• _TRY IT_
From the entries below, copy every line that has the word "title".

━━━━━━━━━━━━━━━━━━━━

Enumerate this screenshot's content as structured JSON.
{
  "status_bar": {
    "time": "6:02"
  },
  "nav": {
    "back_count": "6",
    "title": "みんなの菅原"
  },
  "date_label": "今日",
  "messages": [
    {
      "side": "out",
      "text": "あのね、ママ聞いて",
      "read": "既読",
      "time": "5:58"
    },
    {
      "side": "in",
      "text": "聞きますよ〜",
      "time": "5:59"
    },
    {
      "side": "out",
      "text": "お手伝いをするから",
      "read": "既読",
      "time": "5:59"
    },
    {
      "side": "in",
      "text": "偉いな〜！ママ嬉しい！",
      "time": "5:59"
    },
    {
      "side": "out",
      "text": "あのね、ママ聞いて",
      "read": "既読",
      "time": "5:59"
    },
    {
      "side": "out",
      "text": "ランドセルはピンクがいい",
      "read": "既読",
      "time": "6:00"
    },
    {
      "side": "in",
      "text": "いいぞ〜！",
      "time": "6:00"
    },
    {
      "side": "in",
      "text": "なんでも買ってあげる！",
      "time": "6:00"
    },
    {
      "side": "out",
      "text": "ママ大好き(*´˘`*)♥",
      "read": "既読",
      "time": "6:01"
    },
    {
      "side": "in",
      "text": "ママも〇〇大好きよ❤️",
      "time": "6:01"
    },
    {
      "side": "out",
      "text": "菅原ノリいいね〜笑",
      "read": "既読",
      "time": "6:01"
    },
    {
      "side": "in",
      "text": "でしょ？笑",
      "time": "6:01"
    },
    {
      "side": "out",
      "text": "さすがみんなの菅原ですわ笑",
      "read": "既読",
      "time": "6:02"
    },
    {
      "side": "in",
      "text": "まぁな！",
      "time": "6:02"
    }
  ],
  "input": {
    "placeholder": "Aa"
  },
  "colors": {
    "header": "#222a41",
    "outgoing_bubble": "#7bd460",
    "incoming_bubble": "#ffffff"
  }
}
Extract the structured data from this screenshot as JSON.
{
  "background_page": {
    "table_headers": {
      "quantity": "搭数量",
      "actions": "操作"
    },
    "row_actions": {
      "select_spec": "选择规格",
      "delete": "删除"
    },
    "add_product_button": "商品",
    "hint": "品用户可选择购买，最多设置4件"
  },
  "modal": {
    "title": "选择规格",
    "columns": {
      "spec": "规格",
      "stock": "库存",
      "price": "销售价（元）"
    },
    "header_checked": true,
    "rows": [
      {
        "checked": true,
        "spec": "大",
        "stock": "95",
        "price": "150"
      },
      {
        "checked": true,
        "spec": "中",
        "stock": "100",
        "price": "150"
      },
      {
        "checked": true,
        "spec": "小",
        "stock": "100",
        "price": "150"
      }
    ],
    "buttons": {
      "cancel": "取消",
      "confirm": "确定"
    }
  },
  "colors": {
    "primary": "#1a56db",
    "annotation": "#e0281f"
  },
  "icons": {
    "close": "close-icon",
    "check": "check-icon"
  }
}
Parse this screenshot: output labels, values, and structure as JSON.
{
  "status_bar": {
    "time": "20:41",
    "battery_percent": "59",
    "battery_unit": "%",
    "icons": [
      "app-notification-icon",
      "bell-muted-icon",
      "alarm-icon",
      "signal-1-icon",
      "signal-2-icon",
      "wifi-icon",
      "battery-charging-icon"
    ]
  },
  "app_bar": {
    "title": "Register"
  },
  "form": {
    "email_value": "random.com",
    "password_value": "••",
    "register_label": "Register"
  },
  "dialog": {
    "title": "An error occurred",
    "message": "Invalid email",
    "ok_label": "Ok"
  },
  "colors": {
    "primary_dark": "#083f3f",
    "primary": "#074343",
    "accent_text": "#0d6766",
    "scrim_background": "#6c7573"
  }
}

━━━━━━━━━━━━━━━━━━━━

• _RESPONSE_
    "title": "みんなの菅原"
    "title": "选择规格",
    "title": "Register"
    "title": "An error occurred",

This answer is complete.